▸ REQUIRED WORK
Reproduce all of the data exactly as written.

Dataset rows describing interfaces:
++++++
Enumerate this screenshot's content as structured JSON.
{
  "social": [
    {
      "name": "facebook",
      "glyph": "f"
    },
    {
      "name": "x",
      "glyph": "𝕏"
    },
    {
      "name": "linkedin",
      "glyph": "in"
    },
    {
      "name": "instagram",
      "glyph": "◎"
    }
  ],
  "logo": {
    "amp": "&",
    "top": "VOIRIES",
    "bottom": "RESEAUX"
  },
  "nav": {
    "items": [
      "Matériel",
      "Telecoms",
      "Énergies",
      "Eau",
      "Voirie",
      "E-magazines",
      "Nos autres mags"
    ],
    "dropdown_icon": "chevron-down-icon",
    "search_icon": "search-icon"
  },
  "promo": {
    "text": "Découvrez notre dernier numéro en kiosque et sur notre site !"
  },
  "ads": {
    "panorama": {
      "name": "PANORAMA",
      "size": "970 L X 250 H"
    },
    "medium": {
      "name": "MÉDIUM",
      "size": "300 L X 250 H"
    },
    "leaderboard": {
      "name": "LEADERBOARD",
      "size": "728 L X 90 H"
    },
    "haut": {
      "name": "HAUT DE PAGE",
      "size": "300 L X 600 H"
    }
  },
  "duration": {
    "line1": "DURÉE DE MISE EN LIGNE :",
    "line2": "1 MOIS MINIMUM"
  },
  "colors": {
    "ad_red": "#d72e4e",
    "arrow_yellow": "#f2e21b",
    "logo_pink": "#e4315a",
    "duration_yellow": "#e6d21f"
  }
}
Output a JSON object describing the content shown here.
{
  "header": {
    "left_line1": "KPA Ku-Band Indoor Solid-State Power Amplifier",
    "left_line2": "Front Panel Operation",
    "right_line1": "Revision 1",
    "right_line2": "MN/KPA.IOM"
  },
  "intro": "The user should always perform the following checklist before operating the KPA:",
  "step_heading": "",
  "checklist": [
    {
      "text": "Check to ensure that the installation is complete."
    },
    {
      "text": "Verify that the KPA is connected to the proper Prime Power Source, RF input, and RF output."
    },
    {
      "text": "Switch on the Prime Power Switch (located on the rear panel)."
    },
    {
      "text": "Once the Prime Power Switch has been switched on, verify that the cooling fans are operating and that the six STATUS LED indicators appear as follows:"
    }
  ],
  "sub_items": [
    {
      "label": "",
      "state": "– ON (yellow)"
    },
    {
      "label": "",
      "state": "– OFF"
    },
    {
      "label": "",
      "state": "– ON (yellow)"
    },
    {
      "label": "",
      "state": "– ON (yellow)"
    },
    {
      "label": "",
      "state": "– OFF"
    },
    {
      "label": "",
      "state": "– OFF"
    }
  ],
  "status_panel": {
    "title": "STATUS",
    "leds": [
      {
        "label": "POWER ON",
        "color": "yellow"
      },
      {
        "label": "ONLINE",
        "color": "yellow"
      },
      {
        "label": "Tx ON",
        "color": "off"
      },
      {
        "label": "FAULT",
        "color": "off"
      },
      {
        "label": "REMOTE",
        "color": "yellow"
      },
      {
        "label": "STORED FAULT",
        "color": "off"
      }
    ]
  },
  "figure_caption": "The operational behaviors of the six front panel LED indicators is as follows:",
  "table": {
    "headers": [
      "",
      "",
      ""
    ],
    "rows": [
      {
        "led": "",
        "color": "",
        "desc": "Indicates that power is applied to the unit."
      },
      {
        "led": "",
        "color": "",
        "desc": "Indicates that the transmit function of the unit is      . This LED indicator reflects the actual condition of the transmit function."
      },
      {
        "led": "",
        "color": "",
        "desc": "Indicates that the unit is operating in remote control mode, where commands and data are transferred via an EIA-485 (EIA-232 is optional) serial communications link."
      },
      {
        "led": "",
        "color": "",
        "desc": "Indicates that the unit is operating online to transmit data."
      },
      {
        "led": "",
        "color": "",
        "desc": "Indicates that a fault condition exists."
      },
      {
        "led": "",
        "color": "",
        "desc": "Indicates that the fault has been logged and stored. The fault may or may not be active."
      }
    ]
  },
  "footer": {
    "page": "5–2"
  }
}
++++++
▸ ANSWER AREA
Enumerate this screenshot's content as structured JSON.
{
  "social": [
    {
      "name": "facebook",
      "glyph": "f"
    },
    {
      "name": "x",
      "glyph": "𝕏"
    },
    {
      "name": "linkedin",
      "glyph": "in"
    },
    {
      "name": "instagram",
      "glyph": "◎"
    }
  ],
  "logo": {
    "amp": "&",
    "top": "VOIRIES",
    "bottom": "RESEAUX"
  },
  "nav": {
    "items": [
      "Matériel",
      "Telecoms",
      "Énergies",
      "Eau",
      "Voirie",
      "E-magazines",
      "Nos autres mags"
    ],
    "dropdown_icon": "chevron-down-icon",
    "search_icon": "search-icon"
  },
  "promo": {
    "text": "Découvrez notre dernier numéro en kiosque et sur notre site !"
  },
  "ads": {
    "panorama": {
      "name": "PANORAMA",
      "size": "970 L X 250 H"
    },
    "medium": {
      "name": "MÉDIUM",
      "size": "300 L X 250 H"
    },
    "leaderboard": {
      "name": "LEADERBOARD",
      "size": "728 L X 90 H"
    },
    "haut": {
      "name": "HAUT DE PAGE",
      "size": "300 L X 600 H"
    }
  },
  "duration": {
    "line1": "DURÉE DE MISE EN LIGNE :",
    "line2": "1 MOIS MINIMUM"
  },
  "colors": {
    "ad_red": "#d72e4e",
    "arrow_yellow": "#f2e21b",
    "logo_pink": "#e4315a",
    "duration_yellow": "#e6d21f"
  }
}
Output a JSON object describing the content shown here.
{
  "header": {
    "left_line1": "KPA Ku-Band Indoor Solid-State Power Amplifier",
    "left_line2": "Front Panel Operation",
    "right_line1": "Revision 1",
    "right_line2": "MN/KPA.IOM"
  },
  "intro": "The user should always perform the following checklist before operating the KPA:",
  "step_heading": "",
  "checklist": [
    {
      "text": "Check to ensure that the installation is complete."
    },
    {
      "text": "Verify that the KPA is connected to the proper Prime Power Source, RF input, and RF output."
    },
    {
      "text": "Switch on the Prime Power Switch (located on the rear panel)."
    },
    {
      "text": "Once the Prime Power Switch has been switched on, verify that the cooling fans are operating and that the six STATUS LED indicators appear as follows:"
    }
  ],
  "sub_items": [
    {
      "label": "",
      "state": "– ON (yellow)"
    },
    {
      "label": "",
      "state": "– OFF"
    },
    {
      "label": "",
      "state": "– ON (yellow)"
    },
    {
      "label": "",
      "state": "– ON (yellow)"
    },
    {
      "label": "",
      "state": "– OFF"
    },
    {
      "label": "",
      "state": "– OFF"
    }
  ],
  "status_panel": {
    "title": "STATUS",
    "leds": [
      {
        "label": "POWER ON",
        "color": "yellow"
      },
      {
        "label": "ONLINE",
        "color": "yellow"
      },
      {
        "label": "Tx ON",
        "color": "off"
      },
      {
        "label": "FAULT",
        "color": "off"
      },
      {
        "label": "REMOTE",
        "color": "yellow"
      },
      {
        "label": "STORED FAULT",
        "color": "off"
      }
    ]
  },
  "figure_caption": "The operational behaviors of the six front panel LED indicators is as follows:",
  "table": {
    "headers": [
      "",
      "",
      ""
    ],
    "rows": [
      {
        "led": "",
        "color": "",
        "desc": "Indicates that power is applied to the unit."
      },
      {
        "led": "",
        "color": "",
        "desc": "Indicates that the transmit function of the unit is      . This LED indicator reflects the actual condition of the transmit function."
      },
      {
        "led": "",
        "color": "",
        "desc": "Indicates that the unit is operating in remote control mode, where commands and data are transferred via an EIA-485 (EIA-232 is optional) serial communications link."
      },
      {
        "led": "",
        "color": "",
        "desc": "Indicates that the unit is operating online to transmit data."
      },
      {
        "led": "",
        "color": "",
        "desc": "Indicates that a fault condition exists."
      },
      {
        "led": "",
        "color": "",
        "desc": "Indicates that the fault has been logged and stored. The fault may or may not be active."
      }
    ]
  },
  "footer": {
    "page": "5–2"
  }
}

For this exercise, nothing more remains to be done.